» **MATERIAL SHOWN**
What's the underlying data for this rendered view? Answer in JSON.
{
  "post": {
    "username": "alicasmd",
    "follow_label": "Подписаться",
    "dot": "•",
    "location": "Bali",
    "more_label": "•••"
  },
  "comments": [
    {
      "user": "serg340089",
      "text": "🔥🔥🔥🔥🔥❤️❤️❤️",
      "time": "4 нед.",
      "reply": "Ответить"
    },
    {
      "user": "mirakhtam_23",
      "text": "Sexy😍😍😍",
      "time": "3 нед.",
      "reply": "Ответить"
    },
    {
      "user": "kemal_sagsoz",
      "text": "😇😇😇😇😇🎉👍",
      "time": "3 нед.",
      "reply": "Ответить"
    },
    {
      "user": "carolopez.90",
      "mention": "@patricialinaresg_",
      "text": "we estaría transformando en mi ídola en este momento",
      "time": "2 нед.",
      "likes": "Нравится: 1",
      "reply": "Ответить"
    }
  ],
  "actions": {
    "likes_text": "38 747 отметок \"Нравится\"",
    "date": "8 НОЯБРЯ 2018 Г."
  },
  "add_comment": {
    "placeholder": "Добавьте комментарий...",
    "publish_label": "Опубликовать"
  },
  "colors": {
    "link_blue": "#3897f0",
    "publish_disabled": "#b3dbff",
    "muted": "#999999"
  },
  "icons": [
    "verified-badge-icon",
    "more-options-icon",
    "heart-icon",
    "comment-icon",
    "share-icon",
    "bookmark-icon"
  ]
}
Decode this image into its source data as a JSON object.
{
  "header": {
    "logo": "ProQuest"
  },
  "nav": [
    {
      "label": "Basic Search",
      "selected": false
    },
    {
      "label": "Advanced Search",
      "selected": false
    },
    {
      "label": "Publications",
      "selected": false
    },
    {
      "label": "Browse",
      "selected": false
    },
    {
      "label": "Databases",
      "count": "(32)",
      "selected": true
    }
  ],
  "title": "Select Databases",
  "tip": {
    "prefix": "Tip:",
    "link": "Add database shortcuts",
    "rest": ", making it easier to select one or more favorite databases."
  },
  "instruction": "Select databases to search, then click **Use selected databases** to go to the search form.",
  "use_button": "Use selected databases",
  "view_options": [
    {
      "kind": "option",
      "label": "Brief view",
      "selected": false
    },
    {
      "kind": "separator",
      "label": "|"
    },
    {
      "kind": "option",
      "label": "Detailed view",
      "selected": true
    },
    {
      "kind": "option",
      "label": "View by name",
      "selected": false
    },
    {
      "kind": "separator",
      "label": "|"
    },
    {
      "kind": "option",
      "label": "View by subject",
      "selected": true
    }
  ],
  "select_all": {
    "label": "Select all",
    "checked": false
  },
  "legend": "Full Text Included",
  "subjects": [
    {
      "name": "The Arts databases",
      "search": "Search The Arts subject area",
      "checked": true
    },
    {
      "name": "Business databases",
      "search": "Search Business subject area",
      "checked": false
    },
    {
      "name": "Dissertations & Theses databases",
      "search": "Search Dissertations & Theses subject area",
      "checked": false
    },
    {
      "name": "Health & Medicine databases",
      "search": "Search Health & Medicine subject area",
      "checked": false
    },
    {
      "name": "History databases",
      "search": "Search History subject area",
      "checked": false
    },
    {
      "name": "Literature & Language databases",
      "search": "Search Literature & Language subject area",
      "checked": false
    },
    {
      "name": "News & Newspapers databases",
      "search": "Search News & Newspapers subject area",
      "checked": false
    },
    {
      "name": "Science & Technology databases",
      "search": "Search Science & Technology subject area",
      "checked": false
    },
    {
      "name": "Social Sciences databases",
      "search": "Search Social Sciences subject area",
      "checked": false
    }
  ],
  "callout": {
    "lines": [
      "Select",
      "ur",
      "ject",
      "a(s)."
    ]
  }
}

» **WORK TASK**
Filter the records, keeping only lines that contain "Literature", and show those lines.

» **TASK ANSWER**
      "name": "Literature & Language databases",
      "search": "Search Literature & Language subject area",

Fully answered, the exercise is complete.